Muscle inflammation is a condition characterized by swelling, stiffness, non-specific pain, and muscle soreness or weakness. Without undergoing testing to diagnose the specific cause of inflammation, it can be difficult to know how to proceed to effectively reduce inflammation and relieve muscle pain. For that matter, there are various causes of this condition that should be ruled out if symptoms are severe and of unknown origin. For instance, chronic muscle inflammation may be due to multiple sclerosis or lupus. Therefore, a consultation with a rheumatologist for imaging and blood tests may be in order if any of these disorders are suspected.
In the absence of an autoimmune disease, most cases of simple muscle inflammation can be attributed to overexertion while exercising or participating in recreational sports. This is when the desired muscle burn provided by such activity becomes overshadowed by muscle aches. Unfortunately, many people tend to reach for an ice pack to remedy this situation. However, applying heat is actually the appropriate thing to do since it increases blood circulation. An electric heating pad or a gel pack that can be warmed up in the microwave is ideal for this purpose.
Muscle inflammation and pain may also be addressed with non-steroidal pain relievers, or NSAIDS. These medications are available without a prescription and include aspirin and ibuprofen. However, a physician can prescribe stronger versions of these drugs if necessary, such as naproxen. If symptoms are chronic or severe, treatment with ultrasound, massage therapy, or physical rehabilitation exercises may be helpful.
There are a number of complementary therapies that may help to ease muscle inflammation as well. For instance, homeopathic dosages of arnica often bring relief. The topical application of certain essential oils diluted with a carrier oil may also help. These include birch and wintergreen, both of which possess anti-inflammatory and analgesic properties. In fact, the latter is used in many over-the-counter ointments formulated specifically for muscle aches. In addition, taking fish oil supplements may help due to the anti-inflammatory action of omega-3 fatty acids.
While recovering, it may be advisable to steer away from consuming too many animal products, which contain high levels of pro-inflammatory fats. These fats promote the excessive production of leukotrienes, which causes the immune system to go into overdrive. The end result is more inflammation.

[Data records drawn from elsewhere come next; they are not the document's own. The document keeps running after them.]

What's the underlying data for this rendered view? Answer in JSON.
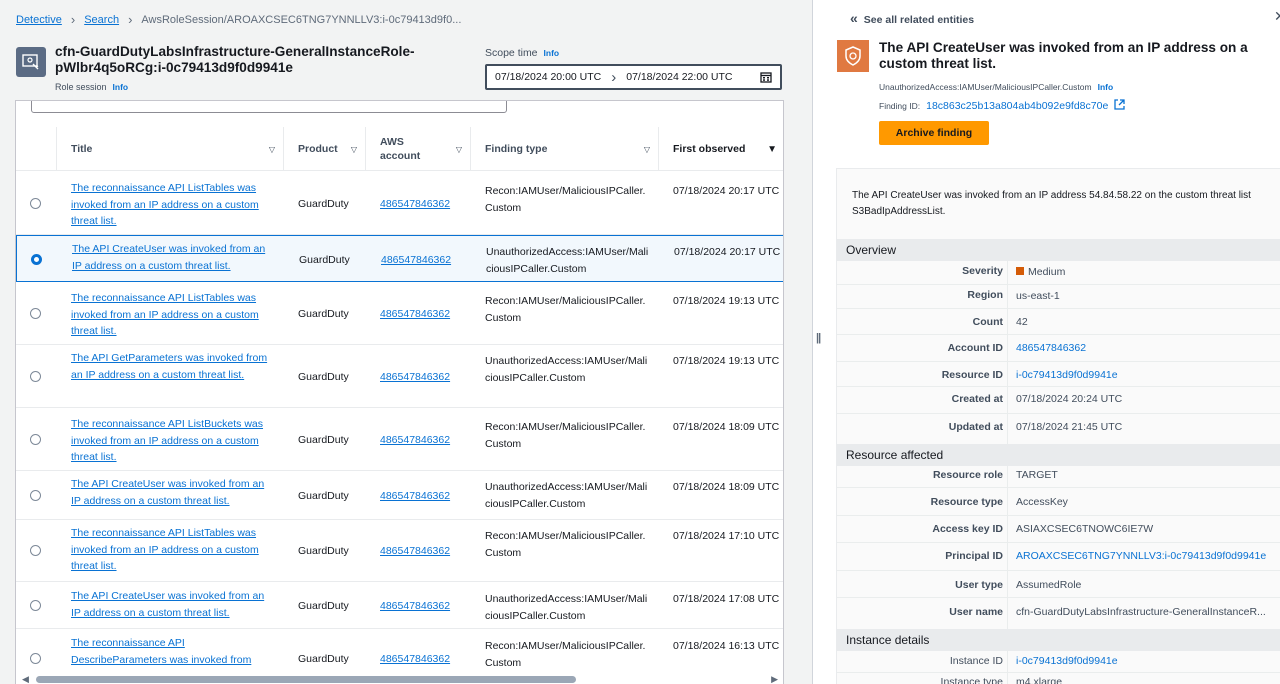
{
  "breadcrumb": {
    "detective": "Detective",
    "search": "Search",
    "current": "AwsRoleSession/AROAXCSEC6TNG7YNNLLV3:i-0c79413d9f0..."
  },
  "header": {
    "title": "cfn-GuardDutyLabsInfrastructure-GeneralInstanceRole-pWlbr4q5oRCg:i-0c79413d9f0d9941e",
    "subtitle": "Role session",
    "info": "Info",
    "scope_label": "Scope time",
    "scope_info": "Info",
    "scope_start": "07/18/2024 20:00 UTC",
    "scope_end": "07/18/2024 22:00 UTC"
  },
  "table": {
    "columns": {
      "title": "Title",
      "product": "Product",
      "account": "AWS account",
      "type": "Finding type",
      "first": "First observed"
    },
    "rows": [
      {
        "title": "The reconnaissance API ListTables was invoked from an IP address on a custom threat list.",
        "product": "GuardDuty",
        "account": "486547846362",
        "type": "Recon:IAMUser/MaliciousIPCaller.Custom",
        "first": "07/18/2024 20:17 UTC"
      },
      {
        "title": "The API CreateUser was invoked from an IP address on a custom threat list.",
        "product": "GuardDuty",
        "account": "486547846362",
        "type": "UnauthorizedAccess:IAMUser/MaliciousIPCaller.Custom",
        "first": "07/18/2024 20:17 UTC"
      },
      {
        "title": "The reconnaissance API ListTables was invoked from an IP address on a custom threat list.",
        "product": "GuardDuty",
        "account": "486547846362",
        "type": "Recon:IAMUser/MaliciousIPCaller.Custom",
        "first": "07/18/2024 19:13 UTC"
      },
      {
        "title": "The API GetParameters was invoked from an IP address on a custom threat list.",
        "product": "GuardDuty",
        "account": "486547846362",
        "type": "UnauthorizedAccess:IAMUser/MaliciousIPCaller.Custom",
        "first": "07/18/2024 19:13 UTC"
      },
      {
        "title": "The reconnaissance API ListBuckets was invoked from an IP address on a custom threat list.",
        "product": "GuardDuty",
        "account": "486547846362",
        "type": "Recon:IAMUser/MaliciousIPCaller.Custom",
        "first": "07/18/2024 18:09 UTC"
      },
      {
        "title": "The API CreateUser was invoked from an IP address on a custom threat list.",
        "product": "GuardDuty",
        "account": "486547846362",
        "type": "UnauthorizedAccess:IAMUser/MaliciousIPCaller.Custom",
        "first": "07/18/2024 18:09 UTC"
      },
      {
        "title": "The reconnaissance API ListTables was invoked from an IP address on a custom threat list.",
        "product": "GuardDuty",
        "account": "486547846362",
        "type": "Recon:IAMUser/MaliciousIPCaller.Custom",
        "first": "07/18/2024 17:10 UTC"
      },
      {
        "title": "The API CreateUser was invoked from an IP address on a custom threat list.",
        "product": "GuardDuty",
        "account": "486547846362",
        "type": "UnauthorizedAccess:IAMUser/MaliciousIPCaller.Custom",
        "first": "07/18/2024 17:08 UTC"
      },
      {
        "title": "The reconnaissance API DescribeParameters was invoked from",
        "product": "GuardDuty",
        "account": "486547846362",
        "type": "Recon:IAMUser/MaliciousIPCaller.Custom",
        "first": "07/18/2024 16:13 UTC"
      }
    ]
  },
  "panel": {
    "see_all": "See all related entities",
    "title": "The API CreateUser was invoked from an IP address on a custom threat list.",
    "finding_type": "UnauthorizedAccess:IAMUser/MaliciousIPCaller.Custom",
    "info": "Info",
    "finding_id_label": "Finding ID:",
    "finding_id": "18c863c25b13a804ab4b092e9fd8c70e",
    "archive": "Archive finding",
    "description": "The API CreateUser was invoked from an IP address 54.84.58.22 on the custom threat list S3BadIpAddressList.",
    "overview": {
      "heading": "Overview",
      "severity_k": "Severity",
      "severity_v": "Medium",
      "region_k": "Region",
      "region_v": "us-east-1",
      "count_k": "Count",
      "count_v": "42",
      "account_k": "Account ID",
      "account_v": "486547846362",
      "resource_k": "Resource ID",
      "resource_v": "i-0c79413d9f0d9941e",
      "created_k": "Created at",
      "created_v": "07/18/2024 20:24 UTC",
      "updated_k": "Updated at",
      "updated_v": "07/18/2024 21:45 UTC"
    },
    "resource": {
      "heading": "Resource affected",
      "role_k": "Resource role",
      "role_v": "TARGET",
      "type_k": "Resource type",
      "type_v": "AccessKey",
      "key_k": "Access key ID",
      "key_v": "ASIAXCSEC6TNOWC6IE7W",
      "principal_k": "Principal ID",
      "principal_v": "AROAXCSEC6TNG7YNNLLV3:i-0c79413d9f0d9941e",
      "usertype_k": "User type",
      "usertype_v": "AssumedRole",
      "username_k": "User name",
      "username_v": "cfn-GuardDutyLabsInfrastructure-GeneralInstanceR..."
    },
    "instance": {
      "heading": "Instance details",
      "id_k": "Instance ID",
      "id_v": "i-0c79413d9f0d9941e",
      "type_k": "Instance type",
      "type_v": "m4.xlarge"
    }
  }
}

Finally, getting enough sleep can help to minimize both inflammation and pain. This may be difficult when swelling, pain, or even involuntary muscle spasms tend to interrupt sleep. However, research in this area suggests that there is a connection between the body’s ability to repair itself and sufficient periods of rest. If a solid eight hours at night proves to be impossible, a few well-timed daytime naps may help to make up for the loss of nighttime sleep.